**EXERCISE PROMPT**
Below are records to be repeated in full. Give them exactly.

- - -

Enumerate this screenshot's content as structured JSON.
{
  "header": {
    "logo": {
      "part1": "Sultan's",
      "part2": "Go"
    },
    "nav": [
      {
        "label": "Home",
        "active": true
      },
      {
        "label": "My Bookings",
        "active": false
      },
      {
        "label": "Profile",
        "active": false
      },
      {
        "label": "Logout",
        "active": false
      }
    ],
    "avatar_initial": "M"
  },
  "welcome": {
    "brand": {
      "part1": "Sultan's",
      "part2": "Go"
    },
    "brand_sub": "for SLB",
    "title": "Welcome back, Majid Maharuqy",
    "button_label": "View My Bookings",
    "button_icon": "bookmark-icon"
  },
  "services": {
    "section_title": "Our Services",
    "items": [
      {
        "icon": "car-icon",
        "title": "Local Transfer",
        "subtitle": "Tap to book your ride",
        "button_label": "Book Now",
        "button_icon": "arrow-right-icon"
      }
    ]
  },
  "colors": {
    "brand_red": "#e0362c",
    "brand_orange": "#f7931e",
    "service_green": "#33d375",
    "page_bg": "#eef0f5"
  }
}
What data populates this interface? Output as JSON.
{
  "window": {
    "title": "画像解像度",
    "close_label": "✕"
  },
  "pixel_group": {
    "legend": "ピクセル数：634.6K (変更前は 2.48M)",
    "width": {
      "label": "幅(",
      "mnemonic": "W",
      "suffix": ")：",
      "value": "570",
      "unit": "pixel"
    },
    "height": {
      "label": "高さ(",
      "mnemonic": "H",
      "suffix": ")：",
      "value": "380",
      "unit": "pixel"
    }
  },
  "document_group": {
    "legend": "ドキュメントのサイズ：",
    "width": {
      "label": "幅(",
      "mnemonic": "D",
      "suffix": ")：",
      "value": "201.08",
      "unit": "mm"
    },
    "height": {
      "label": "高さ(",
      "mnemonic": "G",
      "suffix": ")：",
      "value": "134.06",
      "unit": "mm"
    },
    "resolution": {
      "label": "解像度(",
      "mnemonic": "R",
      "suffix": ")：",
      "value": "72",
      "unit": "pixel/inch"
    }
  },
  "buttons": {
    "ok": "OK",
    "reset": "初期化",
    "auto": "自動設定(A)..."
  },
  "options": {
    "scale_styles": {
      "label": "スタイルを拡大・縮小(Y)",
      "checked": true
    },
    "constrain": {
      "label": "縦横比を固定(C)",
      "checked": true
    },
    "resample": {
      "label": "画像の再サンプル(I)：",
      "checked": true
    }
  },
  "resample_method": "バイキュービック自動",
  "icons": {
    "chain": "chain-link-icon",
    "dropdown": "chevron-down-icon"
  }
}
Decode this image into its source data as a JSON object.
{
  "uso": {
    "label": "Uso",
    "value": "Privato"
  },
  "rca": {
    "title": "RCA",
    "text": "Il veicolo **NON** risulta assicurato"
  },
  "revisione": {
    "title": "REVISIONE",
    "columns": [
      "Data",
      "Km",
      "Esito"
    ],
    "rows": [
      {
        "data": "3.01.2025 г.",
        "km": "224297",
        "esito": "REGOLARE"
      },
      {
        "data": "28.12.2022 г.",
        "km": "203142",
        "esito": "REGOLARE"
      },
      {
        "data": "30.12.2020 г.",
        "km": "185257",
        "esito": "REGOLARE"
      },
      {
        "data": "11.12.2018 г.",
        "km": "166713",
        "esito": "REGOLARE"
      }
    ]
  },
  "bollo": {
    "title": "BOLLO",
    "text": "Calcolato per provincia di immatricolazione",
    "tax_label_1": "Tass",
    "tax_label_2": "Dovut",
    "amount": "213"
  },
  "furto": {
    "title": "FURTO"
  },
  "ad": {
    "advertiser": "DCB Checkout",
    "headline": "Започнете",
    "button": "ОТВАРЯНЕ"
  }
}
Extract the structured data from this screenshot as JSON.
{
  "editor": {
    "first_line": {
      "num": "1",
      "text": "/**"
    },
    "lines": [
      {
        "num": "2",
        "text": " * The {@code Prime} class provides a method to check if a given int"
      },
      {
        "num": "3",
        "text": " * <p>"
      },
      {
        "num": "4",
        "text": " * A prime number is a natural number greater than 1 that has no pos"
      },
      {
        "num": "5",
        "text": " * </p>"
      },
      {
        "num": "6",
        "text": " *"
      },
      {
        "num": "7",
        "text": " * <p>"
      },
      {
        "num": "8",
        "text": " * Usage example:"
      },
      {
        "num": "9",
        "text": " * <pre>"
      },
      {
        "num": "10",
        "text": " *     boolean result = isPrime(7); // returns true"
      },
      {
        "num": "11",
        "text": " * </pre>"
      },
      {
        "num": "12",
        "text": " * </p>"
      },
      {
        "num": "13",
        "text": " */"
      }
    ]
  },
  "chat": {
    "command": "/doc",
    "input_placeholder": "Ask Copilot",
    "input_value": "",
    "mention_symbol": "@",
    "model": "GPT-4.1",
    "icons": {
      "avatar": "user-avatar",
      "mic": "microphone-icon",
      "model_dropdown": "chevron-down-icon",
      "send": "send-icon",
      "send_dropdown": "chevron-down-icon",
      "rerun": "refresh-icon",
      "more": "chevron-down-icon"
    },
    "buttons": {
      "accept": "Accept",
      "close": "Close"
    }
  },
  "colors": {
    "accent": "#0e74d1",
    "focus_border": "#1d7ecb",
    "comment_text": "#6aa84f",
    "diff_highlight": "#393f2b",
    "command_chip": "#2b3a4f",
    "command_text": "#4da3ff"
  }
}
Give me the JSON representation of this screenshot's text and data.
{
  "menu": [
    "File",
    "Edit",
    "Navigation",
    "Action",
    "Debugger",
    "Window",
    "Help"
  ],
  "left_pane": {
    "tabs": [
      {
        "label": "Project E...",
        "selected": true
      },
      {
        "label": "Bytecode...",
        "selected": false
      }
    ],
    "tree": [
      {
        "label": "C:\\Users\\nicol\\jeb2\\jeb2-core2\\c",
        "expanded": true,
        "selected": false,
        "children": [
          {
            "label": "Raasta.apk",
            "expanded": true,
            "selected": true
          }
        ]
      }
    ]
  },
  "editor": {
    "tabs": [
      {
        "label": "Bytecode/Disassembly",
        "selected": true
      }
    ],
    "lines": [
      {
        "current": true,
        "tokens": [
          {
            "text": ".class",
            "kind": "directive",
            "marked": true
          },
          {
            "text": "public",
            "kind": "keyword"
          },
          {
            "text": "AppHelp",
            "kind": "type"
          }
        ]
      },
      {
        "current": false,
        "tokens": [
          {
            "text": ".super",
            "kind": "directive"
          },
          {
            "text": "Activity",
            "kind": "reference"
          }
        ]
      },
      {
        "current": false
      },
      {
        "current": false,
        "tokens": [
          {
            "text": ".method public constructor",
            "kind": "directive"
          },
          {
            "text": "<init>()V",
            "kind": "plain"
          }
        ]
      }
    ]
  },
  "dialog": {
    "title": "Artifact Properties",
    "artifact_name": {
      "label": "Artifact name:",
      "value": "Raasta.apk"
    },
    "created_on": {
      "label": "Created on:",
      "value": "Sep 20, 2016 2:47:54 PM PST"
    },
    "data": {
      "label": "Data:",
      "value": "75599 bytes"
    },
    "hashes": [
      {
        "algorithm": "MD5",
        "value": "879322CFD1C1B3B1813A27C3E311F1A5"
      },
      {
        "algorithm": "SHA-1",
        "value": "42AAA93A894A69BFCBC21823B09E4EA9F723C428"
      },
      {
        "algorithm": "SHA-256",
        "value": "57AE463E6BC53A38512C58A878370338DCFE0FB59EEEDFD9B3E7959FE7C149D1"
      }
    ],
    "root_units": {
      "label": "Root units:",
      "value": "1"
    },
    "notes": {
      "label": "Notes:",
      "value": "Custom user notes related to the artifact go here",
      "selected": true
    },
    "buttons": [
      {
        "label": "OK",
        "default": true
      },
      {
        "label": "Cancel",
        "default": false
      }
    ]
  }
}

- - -

**FINISHED TASK**
Enumerate this screenshot's content as structured JSON.
{
  "header": {
    "logo": {
      "part1": "Sultan's",
      "part2": "Go"
    },
    "nav": [
      {
        "label": "Home",
        "active": true
      },
      {
        "label": "My Bookings",
        "active": false
      },
      {
        "label": "Profile",
        "active": false
      },
      {
        "label": "Logout",
        "active": false
      }
    ],
    "avatar_initial": "M"
  },
  "welcome": {
    "brand": {
      "part1": "Sultan's",
      "part2": "Go"
    },
    "brand_sub": "for SLB",
    "title": "Welcome back, Majid Maharuqy",
    "button_label": "View My Bookings",
    "button_icon": "bookmark-icon"
  },
  "services": {
    "section_title": "Our Services",
    "items": [
      {
        "icon": "car-icon",
        "title": "Local Transfer",
        "subtitle": "Tap to book your ride",
        "button_label": "Book Now",
        "button_icon": "arrow-right-icon"
      }
    ]
  },
  "colors": {
    "brand_red": "#e0362c",
    "brand_orange": "#f7931e",
    "service_green": "#33d375",
    "page_bg": "#eef0f5"
  }
}
What data populates this interface? Output as JSON.
{
  "window": {
    "title": "画像解像度",
    "close_label": "✕"
  },
  "pixel_group": {
    "legend": "ピクセル数：634.6K (変更前は 2.48M)",
    "width": {
      "label": "幅(",
      "mnemonic": "W",
      "suffix": ")：",
      "value": "570",
      "unit": "pixel"
    },
    "height": {
      "label": "高さ(",
      "mnemonic": "H",
      "suffix": ")：",
      "value": "380",
      "unit": "pixel"
    }
  },
  "document_group": {
    "legend": "ドキュメントのサイズ：",
    "width": {
      "label": "幅(",
      "mnemonic": "D",
      "suffix": ")：",
      "value": "201.08",
      "unit": "mm"
    },
    "height": {
      "label": "高さ(",
      "mnemonic": "G",
      "suffix": ")：",
      "value": "134.06",
      "unit": "mm"
    },
    "resolution": {
      "label": "解像度(",
      "mnemonic": "R",
      "suffix": ")：",
      "value": "72",
      "unit": "pixel/inch"
    }
  },
  "buttons": {
    "ok": "OK",
    "reset": "初期化",
    "auto": "自動設定(A)..."
  },
  "options": {
    "scale_styles": {
      "label": "スタイルを拡大・縮小(Y)",
      "checked": true
    },
    "constrain": {
      "label": "縦横比を固定(C)",
      "checked": true
    },
    "resample": {
      "label": "画像の再サンプル(I)：",
      "checked": true
    }
  },
  "resample_method": "バイキュービック自動",
  "icons": {
    "chain": "chain-link-icon",
    "dropdown": "chevron-down-icon"
  }
}
Decode this image into its source data as a JSON object.
{
  "uso": {
    "label": "Uso",
    "value": "Privato"
  },
  "rca": {
    "title": "RCA",
    "text": "Il veicolo **NON** risulta assicurato"
  },
  "revisione": {
    "title": "REVISIONE",
    "columns": [
      "Data",
      "Km",
      "Esito"
    ],
    "rows": [
      {
        "data": "3.01.2025 г.",
        "km": "224297",
        "esito": "REGOLARE"
      },
      {
        "data": "28.12.2022 г.",
        "km": "203142",
        "esito": "REGOLARE"
      },
      {
        "data": "30.12.2020 г.",
        "km": "185257",
        "esito": "REGOLARE"
      },
      {
        "data": "11.12.2018 г.",
        "km": "166713",
        "esito": "REGOLARE"
      }
    ]
  },
  "bollo": {
    "title": "BOLLO",
    "text": "Calcolato per provincia di immatricolazione",
    "tax_label_1": "Tass",
    "tax_label_2": "Dovut",
    "amount": "213"
  },
  "furto": {
    "title": "FURTO"
  },
  "ad": {
    "advertiser": "DCB Checkout",
    "headline": "Започнете",
    "button": "ОТВАРЯНЕ"
  }
}
Extract the structured data from this screenshot as JSON.
{
  "editor": {
    "first_line": {
      "num": "1",
      "text": "/**"
    },
    "lines": [
      {
        "num": "2",
        "text": " * The {@code Prime} class provides a method to check if a given int"
      },
      {
        "num": "3",
        "text": " * <p>"
      },
      {
        "num": "4",
        "text": " * A prime number is a natural number greater than 1 that has no pos"
      },
      {
        "num": "5",
        "text": " * </p>"
      },
      {
        "num": "6",
        "text": " *"
      },
      {
        "num": "7",
        "text": " * <p>"
      },
      {
        "num": "8",
        "text": " * Usage example:"
      },
      {
        "num": "9",
        "text": " * <pre>"
      },
      {
        "num": "10",
        "text": " *     boolean result = isPrime(7); // returns true"
      },
      {
        "num": "11",
        "text": " * </pre>"
      },
      {
        "num": "12",
        "text": " * </p>"
      },
      {
        "num": "13",
        "text": " */"
      }
    ]
  },
  "chat": {
    "command": "/doc",
    "input_placeholder": "Ask Copilot",
    "input_value": "",
    "mention_symbol": "@",
    "model": "GPT-4.1",
    "icons": {
      "avatar": "user-avatar",
      "mic": "microphone-icon",
      "model_dropdown": "chevron-down-icon",
      "send": "send-icon",
      "send_dropdown": "chevron-down-icon",
      "rerun": "refresh-icon",
      "more": "chevron-down-icon"
    },
    "buttons": {
      "accept": "Accept",
      "close": "Close"
    }
  },
  "colors": {
    "accent": "#0e74d1",
    "focus_border": "#1d7ecb",
    "comment_text": "#6aa84f",
    "diff_highlight": "#393f2b",
    "command_chip": "#2b3a4f",
    "command_text": "#4da3ff"
  }
}
Give me the JSON representation of this screenshot's text and data.
{
  "menu": [
    "File",
    "Edit",
    "Navigation",
    "Action",
    "Debugger",
    "Window",
    "Help"
  ],
  "left_pane": {
    "tabs": [
      {
        "label": "Project E...",
        "selected": true
      },
      {
        "label": "Bytecode...",
        "selected": false
      }
    ],
    "tree": [
      {
        "label": "C:\\Users\\nicol\\jeb2\\jeb2-core2\\c",
        "expanded": true,
        "selected": false,
        "children": [
          {
            "label": "Raasta.apk",
            "expanded": true,
            "selected": true
          }
        ]
      }
    ]
  },
  "editor": {
    "tabs": [
      {
        "label": "Bytecode/Disassembly",
        "selected": true
      }
    ],
    "lines": [
      {
        "current": true,
        "tokens": [
          {
            "text": ".class",
            "kind": "directive",
            "marked": true
          },
          {
            "text": "public",
            "kind": "keyword"
          },
          {
            "text": "AppHelp",
            "kind": "type"
          }
        ]
      },
      {
        "current": false,
        "tokens": [
          {
            "text": ".super",
            "kind": "directive"
          },
          {
            "text": "Activity",
            "kind": "reference"
          }
        ]
      },
      {
        "current": false
      },
      {
        "current": false,
        "tokens": [
          {
            "text": ".method public constructor",
            "kind": "directive"
          },
          {
            "text": "<init>()V",
            "kind": "plain"
          }
        ]
      }
    ]
  },
  "dialog": {
    "title": "Artifact Properties",
    "artifact_name": {
      "label": "Artifact name:",
      "value": "Raasta.apk"
    },
    "created_on": {
      "label": "Created on:",
      "value": "Sep 20, 2016 2:47:54 PM PST"
    },
    "data": {
      "label": "Data:",
      "value": "75599 bytes"
    },
    "hashes": [
      {
        "algorithm": "MD5",
        "value": "879322CFD1C1B3B1813A27C3E311F1A5"
      },
      {
        "algorithm": "SHA-1",
        "value": "42AAA93A894A69BFCBC21823B09E4EA9F723C428"
      },
      {
        "algorithm": "SHA-256",
        "value": "57AE463E6BC53A38512C58A878370338DCFE0FB59EEEDFD9B3E7959FE7C149D1"
      }
    ],
    "root_units": {
      "label": "Root units:",
      "value": "1"
    },
    "notes": {
      "label": "Notes:",
      "value": "Custom user notes related to the artifact go here",
      "selected": true
    },
    "buttons": [
      {
        "label": "OK",
        "default": true
      },
      {
        "label": "Cancel",
        "default": false
      }
    ]
  }
}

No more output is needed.